**Directions:** Say how many lines in the following entries include "Grooming", and add nothing else.

**Records:**
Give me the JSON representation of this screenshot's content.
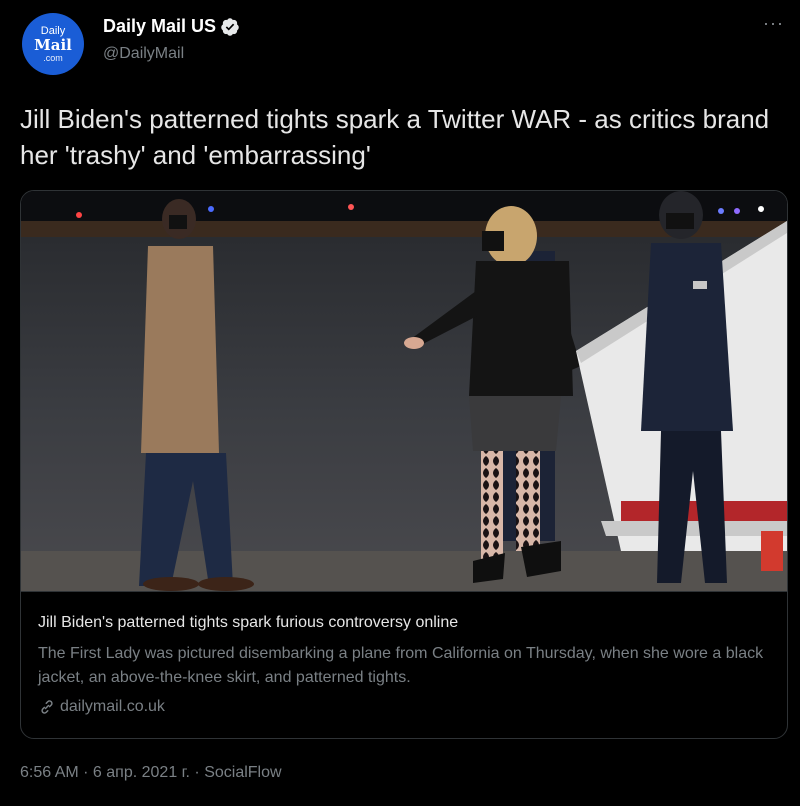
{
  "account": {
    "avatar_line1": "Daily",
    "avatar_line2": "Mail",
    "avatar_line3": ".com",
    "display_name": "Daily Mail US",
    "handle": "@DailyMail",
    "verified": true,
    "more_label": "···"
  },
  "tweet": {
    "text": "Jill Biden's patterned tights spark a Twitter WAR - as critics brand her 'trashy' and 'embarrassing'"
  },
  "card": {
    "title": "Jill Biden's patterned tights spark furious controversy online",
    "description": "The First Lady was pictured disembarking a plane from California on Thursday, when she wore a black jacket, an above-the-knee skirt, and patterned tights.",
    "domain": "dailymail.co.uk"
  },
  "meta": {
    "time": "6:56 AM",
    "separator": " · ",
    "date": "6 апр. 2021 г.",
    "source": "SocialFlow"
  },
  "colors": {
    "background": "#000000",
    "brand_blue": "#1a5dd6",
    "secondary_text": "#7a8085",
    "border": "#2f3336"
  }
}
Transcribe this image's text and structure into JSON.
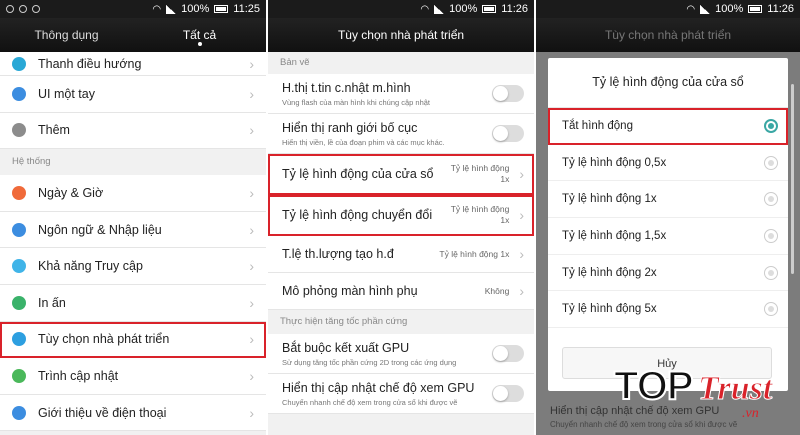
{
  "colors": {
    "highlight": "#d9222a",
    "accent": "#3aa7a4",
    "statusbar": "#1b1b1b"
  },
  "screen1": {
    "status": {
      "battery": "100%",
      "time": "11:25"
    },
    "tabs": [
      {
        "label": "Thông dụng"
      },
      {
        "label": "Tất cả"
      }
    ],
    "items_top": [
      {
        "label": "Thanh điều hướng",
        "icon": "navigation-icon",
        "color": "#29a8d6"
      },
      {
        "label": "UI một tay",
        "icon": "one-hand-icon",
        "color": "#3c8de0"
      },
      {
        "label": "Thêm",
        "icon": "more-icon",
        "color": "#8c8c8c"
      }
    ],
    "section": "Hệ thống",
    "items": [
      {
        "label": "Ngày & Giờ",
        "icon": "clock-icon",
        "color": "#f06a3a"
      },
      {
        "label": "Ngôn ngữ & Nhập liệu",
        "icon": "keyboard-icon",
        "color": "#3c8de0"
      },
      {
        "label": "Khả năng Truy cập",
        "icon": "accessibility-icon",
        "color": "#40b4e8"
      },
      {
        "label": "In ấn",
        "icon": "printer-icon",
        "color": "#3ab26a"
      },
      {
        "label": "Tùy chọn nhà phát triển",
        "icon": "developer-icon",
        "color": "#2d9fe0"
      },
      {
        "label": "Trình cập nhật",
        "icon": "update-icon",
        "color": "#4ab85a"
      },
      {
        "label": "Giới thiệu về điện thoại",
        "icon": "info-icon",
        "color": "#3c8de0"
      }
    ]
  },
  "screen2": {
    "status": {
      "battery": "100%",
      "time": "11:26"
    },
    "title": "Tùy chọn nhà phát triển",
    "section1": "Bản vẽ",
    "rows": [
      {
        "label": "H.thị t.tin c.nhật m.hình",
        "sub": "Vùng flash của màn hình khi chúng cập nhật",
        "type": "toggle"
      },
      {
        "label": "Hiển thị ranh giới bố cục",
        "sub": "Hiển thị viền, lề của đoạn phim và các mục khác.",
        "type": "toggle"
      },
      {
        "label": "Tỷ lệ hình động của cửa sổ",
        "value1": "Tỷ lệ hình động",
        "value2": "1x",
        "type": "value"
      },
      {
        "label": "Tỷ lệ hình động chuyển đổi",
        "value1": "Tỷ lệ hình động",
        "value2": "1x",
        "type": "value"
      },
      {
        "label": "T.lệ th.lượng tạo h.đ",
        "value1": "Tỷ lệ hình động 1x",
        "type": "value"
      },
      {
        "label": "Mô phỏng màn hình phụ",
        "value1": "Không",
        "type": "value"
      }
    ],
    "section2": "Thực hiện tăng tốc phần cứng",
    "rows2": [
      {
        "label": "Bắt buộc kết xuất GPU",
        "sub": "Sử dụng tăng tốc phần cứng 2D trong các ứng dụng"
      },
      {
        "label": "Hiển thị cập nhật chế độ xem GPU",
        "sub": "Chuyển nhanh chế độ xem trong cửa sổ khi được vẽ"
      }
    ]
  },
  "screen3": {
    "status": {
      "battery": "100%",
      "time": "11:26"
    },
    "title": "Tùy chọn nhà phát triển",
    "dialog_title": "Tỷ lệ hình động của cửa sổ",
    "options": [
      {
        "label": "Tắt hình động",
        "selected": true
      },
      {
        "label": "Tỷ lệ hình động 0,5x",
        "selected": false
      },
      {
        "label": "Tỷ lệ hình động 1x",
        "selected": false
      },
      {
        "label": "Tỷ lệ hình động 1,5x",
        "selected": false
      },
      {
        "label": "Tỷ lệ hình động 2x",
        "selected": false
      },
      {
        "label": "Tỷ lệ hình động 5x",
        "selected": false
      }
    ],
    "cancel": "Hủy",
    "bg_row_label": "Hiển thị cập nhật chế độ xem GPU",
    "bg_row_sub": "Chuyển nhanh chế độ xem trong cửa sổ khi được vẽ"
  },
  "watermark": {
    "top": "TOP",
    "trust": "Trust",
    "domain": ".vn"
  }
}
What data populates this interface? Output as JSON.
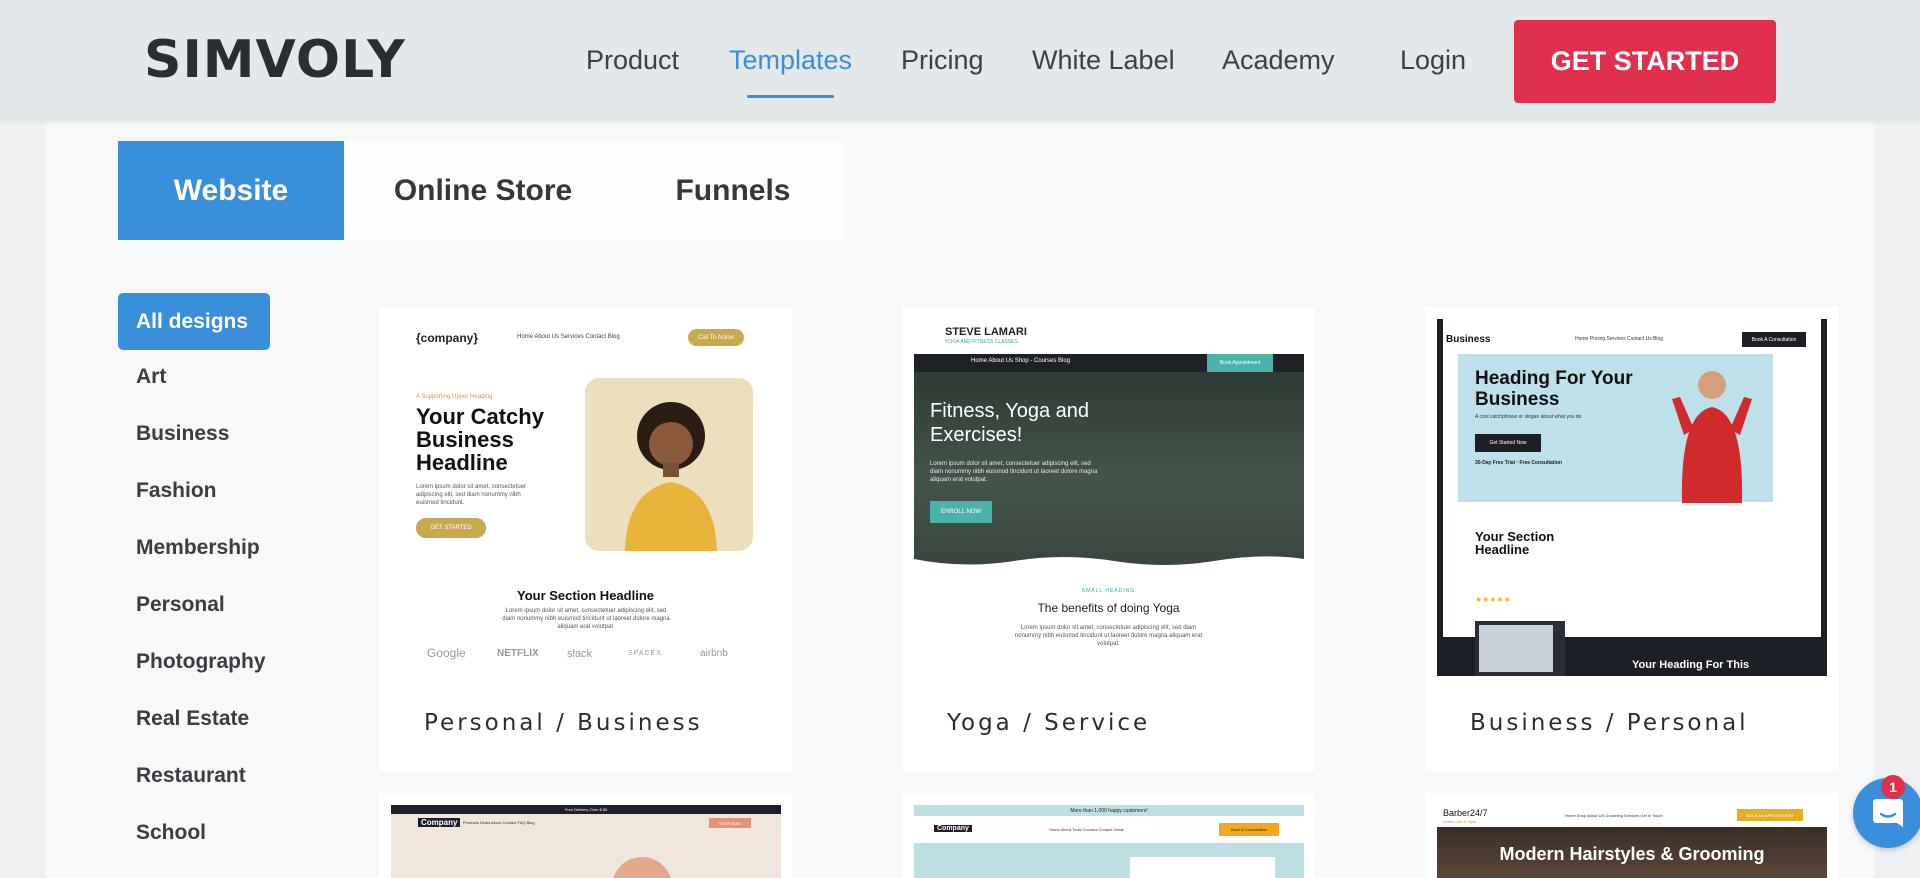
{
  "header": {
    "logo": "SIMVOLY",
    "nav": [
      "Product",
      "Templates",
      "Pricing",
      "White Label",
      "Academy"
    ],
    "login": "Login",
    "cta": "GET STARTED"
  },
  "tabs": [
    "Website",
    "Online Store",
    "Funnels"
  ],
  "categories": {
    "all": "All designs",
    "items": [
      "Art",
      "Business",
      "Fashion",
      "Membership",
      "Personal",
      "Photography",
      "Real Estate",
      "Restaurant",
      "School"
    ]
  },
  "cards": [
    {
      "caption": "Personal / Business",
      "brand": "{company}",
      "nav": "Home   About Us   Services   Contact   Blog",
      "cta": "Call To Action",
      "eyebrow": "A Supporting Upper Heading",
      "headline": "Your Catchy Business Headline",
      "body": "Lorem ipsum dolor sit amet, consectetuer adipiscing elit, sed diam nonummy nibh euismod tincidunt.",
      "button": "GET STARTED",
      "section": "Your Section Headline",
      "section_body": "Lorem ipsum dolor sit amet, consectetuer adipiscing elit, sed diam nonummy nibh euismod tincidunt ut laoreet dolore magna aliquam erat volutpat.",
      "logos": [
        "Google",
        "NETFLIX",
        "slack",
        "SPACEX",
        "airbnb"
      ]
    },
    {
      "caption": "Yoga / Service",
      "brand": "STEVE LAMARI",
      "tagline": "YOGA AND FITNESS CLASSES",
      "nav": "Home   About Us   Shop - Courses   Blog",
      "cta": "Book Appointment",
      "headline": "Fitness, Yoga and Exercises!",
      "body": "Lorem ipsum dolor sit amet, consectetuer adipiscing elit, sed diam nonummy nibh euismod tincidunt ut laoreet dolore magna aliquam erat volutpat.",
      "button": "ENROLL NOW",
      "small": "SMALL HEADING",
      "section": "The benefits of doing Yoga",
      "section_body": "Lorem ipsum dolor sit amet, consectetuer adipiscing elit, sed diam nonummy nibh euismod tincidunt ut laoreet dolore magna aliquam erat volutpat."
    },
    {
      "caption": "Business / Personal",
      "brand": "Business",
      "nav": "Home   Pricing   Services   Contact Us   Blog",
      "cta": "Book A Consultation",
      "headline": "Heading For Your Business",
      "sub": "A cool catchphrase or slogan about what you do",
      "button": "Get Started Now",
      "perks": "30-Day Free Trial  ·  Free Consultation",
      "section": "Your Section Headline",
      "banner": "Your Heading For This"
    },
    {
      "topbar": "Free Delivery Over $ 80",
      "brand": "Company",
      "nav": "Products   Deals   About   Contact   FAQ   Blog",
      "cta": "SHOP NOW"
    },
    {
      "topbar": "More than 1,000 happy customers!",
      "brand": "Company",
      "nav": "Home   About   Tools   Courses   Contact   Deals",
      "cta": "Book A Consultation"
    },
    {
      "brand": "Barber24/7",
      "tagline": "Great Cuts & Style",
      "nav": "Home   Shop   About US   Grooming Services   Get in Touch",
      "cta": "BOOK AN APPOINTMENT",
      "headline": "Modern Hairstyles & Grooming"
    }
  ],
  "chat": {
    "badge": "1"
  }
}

**Response:** 2